Every once in a while, the City of Light looks a bit more like the City of Smog, and the only prescription for a head filled with Parisian pollution is a weekend in the countryside. This past weekend I found myself nestled against the Swiss border in the Jura region of France, a region famous for its interesting terrain that produces unique wines and cheeses. Most notable of these products are comté cheese, widely-lauded as one of the most (if not the most) successful French AOP (Appellation d’Origine Protegée) product in France, and vin jaune, a special wine produced only in the Jura. “AOP” (or PDO, Protected Designation of Origin for EU-wide products) is a government standard that labels certain agricultural products as protected items reflective of French cultural and geographic heritage. The system is based around the idea of “terroir,” the specifically French concept of the interaction between land and people to produce a particular taste tied to place. There are rules that regulate production of these special products to ensure their high quality and reverence to tradition. Obtaining the official AOP sticker means a mark of superiority and assured quality for each product, an automatic marketing boon.

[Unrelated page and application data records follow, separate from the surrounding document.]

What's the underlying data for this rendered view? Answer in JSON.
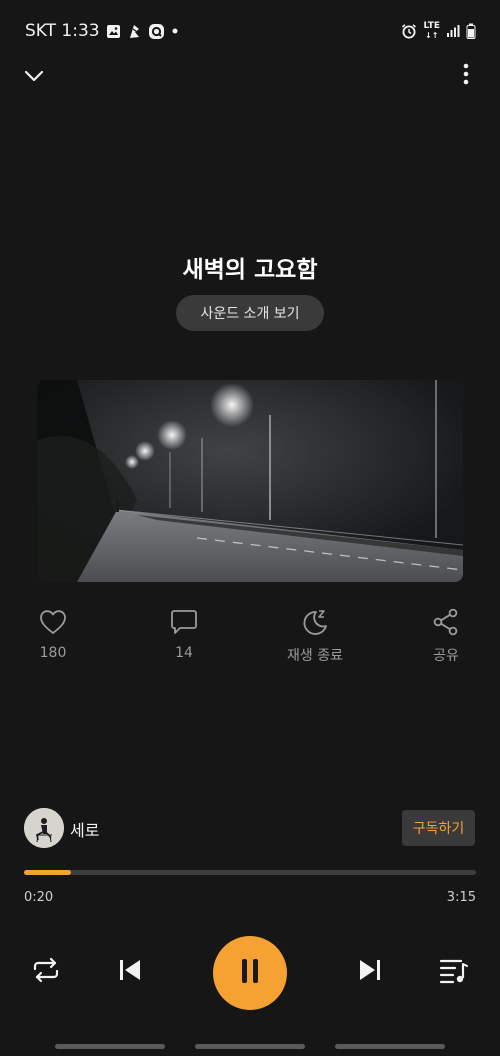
{
  "status_bar": {
    "carrier_time": "SKT 1:33",
    "network": "LTE",
    "icons": [
      "gallery-icon",
      "satellite-icon",
      "app-notification-icon",
      "dot-icon",
      "alarm-icon",
      "signal-icon",
      "battery-icon"
    ]
  },
  "header": {
    "collapse_icon": "chevron-down-icon",
    "more_icon": "more-vertical-icon"
  },
  "track": {
    "title": "새벽의 고요함",
    "intro_button": "사운드 소개 보기",
    "cover_description_icon": "album-cover"
  },
  "actions": {
    "like_count": "180",
    "comment_count": "14",
    "sleep_label": "재생 종료",
    "share_label": "공유"
  },
  "artist": {
    "name": "세로",
    "subscribe_label": "구독하기"
  },
  "player": {
    "elapsed": "0:20",
    "total": "3:15",
    "progress_fraction": 0.103,
    "accent_color": "#f5a232"
  }
}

It would seem like the intelligent thing to do would be to capitalize on this government-approved seal of approval and advertise around this idea of tradition and quality. But when questioned about marketing strategy, the communications director for comté cheese responded: “Comté is not a brand, it’s a patrimony.” Comté cheese is of the French soil and the French people, and this authenticity is something that makes it an “anti-brand” in a sense. While the communications department does not seek to brand the cheese, they do seek to gain publicity for it through education. It stands up for itself in quality and taste.
In a way, haute couture can be compared to comté cheese. A French regulatory body, the Chambre Syndicale de la Haute Couture, creates a system of rules for designers awarded Haute Couture status designating production methods and timelines. There are a certain set of standards that must be followed in order to qualify as haute couture, just as comté is bound by a set of taste characteristics judged by a taste jury. And just like comté, once a designer has reached haute couture status, branding is not necessary. The product becomes the brand; quality speaks for itself. Both French traditions – cheese making and fashion – have more in common than first meets the eye, and both can perhaps teach other industries something about successful branding strategies. Quality is key, and attaining superior status occurs through a careful combination of structure and craft that ultimately results in a product that needs no advertising or explanation.